making the owners think the rescue is working. The owners never show up at the bankruptcy hearing, so the foreclosure process starts again. Earlier this year, Congress approved a plan to hire hundreds more FBI agents and prosecutors to investigate mortgage fraud. This came two years after then P-I reporters Paul Shukovsky and Daniel Lathrop documented how the FBI dramatically cut its number of white-collar crime investigations, including mortgage fraud, after shifting about 2,400 agents from traditional crime-fighting squads to counterterrorism units in the wake of the 2001 terrorist attacks. Shukovsky subsequently reported last October that the Bush administration was rejecting FBI pleas for more agents to investigate mortgage fraud and in January that FBI agents knew about a widespread and growing mortgage fraud problem as early as 2002, but did not act definitively to stop it because transfers to counterterrorism prevented them from understanding how lenders were packaging bad mortgages into bad securities, spreading the impact further out into the wider economy.

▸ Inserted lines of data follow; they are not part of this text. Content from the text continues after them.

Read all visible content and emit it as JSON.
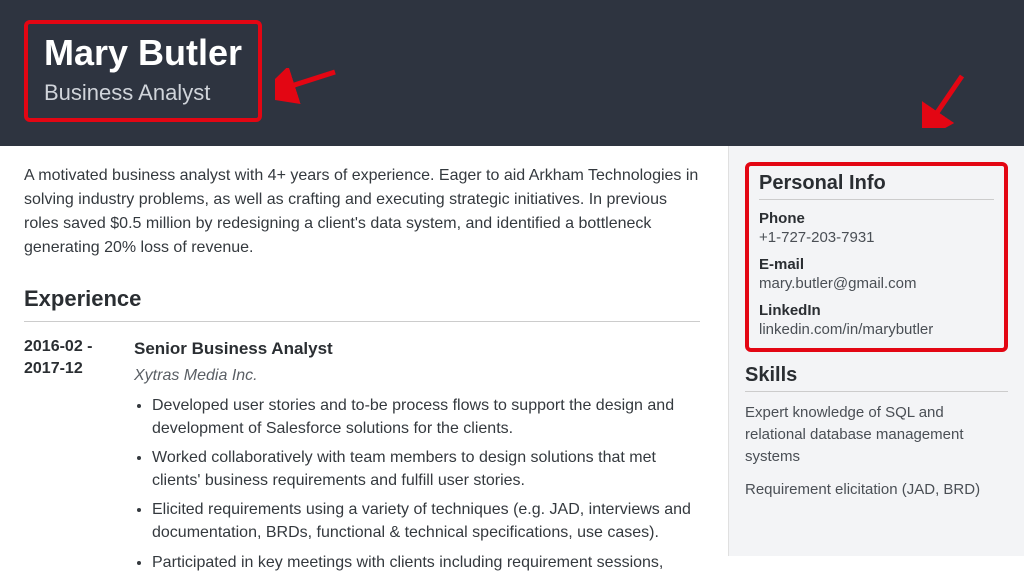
{
  "header": {
    "name": "Mary Butler",
    "title": "Business Analyst"
  },
  "summary": "A motivated business analyst with 4+ years of experience. Eager to aid Arkham Technologies in solving industry problems, as well as crafting and executing strategic initiatives. In previous roles saved $0.5 million by redesigning a client's data system, and identified a bottleneck generating 20% loss of revenue.",
  "sections": {
    "experience_heading": "Experience"
  },
  "experience": {
    "dates": "2016-02 - 2017-12",
    "title": "Senior Business Analyst",
    "company": "Xytras Media Inc.",
    "bullets": [
      "Developed user stories and to-be process flows to support the design and development of Salesforce solutions for the clients.",
      "Worked collaboratively with team members to design solutions that met clients' business requirements and fulfill user stories.",
      "Elicited requirements using a variety of techniques (e.g. JAD, interviews and documentation, BRDs, functional & technical specifications, use cases).",
      "Participated in key meetings with clients including requirement sessions,"
    ]
  },
  "personal": {
    "heading": "Personal Info",
    "phone_label": "Phone",
    "phone_value": "+1-727-203-7931",
    "email_label": "E-mail",
    "email_value": "mary.butler@gmail.com",
    "linkedin_label": "LinkedIn",
    "linkedin_value": "linkedin.com/in/marybutler"
  },
  "skills": {
    "heading": "Skills",
    "items": [
      "Expert knowledge of SQL and relational database management systems",
      "Requirement elicitation (JAD, BRD)"
    ]
  }
}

In the new report, the FBI said it created the National Mortgage Fraud Team in December, fostered partnerships within the mortgage industry and law enforcement and developed innovative new methods to detect and combat mortgage fraud. The FBI said it supports 18 mortgage fraud task forces and 53 working groups, while participating in the National Mortgage Fraud, National Bank Fraud and National Securities and Commodities Fraud working groups, and the President's Corporate Fraud Task Force.
Aubrey Cohen can be reached at 206-448-8362 or firstname.lastname@example.org. ÂŠ 1998-2009 Seattle Post-Intelligencer
Washington is one of the few states where mortgage fraud reports declined last year, according to a new report.